- [Task goal] Take each line of the data that contains the string "Free" and copy it.

########

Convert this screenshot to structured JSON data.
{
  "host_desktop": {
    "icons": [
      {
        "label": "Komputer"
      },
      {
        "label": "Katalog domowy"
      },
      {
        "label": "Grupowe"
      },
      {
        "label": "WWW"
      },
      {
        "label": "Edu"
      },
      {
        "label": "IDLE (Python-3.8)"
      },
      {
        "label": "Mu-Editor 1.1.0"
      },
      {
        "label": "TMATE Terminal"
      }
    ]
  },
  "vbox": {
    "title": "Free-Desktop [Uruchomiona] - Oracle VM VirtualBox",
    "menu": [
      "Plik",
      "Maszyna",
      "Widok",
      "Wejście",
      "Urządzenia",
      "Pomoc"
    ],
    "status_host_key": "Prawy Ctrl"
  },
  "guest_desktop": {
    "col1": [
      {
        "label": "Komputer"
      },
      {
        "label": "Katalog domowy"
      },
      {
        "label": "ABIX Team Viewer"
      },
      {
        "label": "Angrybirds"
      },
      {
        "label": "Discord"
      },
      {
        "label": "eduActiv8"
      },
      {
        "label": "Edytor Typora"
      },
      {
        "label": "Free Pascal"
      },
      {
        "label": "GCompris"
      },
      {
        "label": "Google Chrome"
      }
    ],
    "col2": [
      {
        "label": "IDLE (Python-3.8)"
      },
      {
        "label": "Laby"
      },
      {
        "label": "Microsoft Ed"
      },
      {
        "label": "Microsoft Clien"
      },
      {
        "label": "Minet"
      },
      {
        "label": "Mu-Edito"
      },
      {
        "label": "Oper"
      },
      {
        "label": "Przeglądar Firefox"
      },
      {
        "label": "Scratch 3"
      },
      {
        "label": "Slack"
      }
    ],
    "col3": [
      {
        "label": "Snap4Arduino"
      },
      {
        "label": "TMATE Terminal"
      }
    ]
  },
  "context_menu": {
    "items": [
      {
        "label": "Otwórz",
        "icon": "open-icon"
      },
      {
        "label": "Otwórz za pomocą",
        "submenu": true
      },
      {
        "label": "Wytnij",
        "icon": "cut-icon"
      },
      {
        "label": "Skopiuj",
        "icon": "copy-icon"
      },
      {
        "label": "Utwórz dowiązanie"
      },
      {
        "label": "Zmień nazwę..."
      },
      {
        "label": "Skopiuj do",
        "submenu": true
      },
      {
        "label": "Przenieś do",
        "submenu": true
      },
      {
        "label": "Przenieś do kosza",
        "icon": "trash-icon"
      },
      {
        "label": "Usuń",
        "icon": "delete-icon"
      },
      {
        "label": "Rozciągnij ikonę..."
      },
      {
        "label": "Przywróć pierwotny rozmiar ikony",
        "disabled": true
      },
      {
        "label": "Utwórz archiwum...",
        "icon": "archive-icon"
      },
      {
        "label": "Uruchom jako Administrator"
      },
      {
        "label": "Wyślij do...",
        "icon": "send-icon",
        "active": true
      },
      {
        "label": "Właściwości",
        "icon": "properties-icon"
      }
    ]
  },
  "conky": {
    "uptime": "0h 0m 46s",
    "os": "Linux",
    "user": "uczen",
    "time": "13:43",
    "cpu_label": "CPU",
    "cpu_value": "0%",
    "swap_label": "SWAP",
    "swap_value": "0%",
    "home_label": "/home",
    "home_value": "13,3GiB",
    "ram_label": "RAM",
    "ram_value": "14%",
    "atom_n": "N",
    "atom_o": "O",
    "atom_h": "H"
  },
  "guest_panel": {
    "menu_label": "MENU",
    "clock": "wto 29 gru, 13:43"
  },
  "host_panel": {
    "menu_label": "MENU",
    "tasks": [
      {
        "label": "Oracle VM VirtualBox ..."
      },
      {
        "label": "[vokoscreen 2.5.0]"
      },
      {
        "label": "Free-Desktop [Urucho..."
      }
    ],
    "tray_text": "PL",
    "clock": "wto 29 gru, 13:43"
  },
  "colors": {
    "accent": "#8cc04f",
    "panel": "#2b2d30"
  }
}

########

- [Answer section]
    "title": "Free-Desktop [Uruchomiona] - Oracle VM VirtualBox",
        "label": "Free Pascal"
        "label": "Free-Desktop [Urucho..."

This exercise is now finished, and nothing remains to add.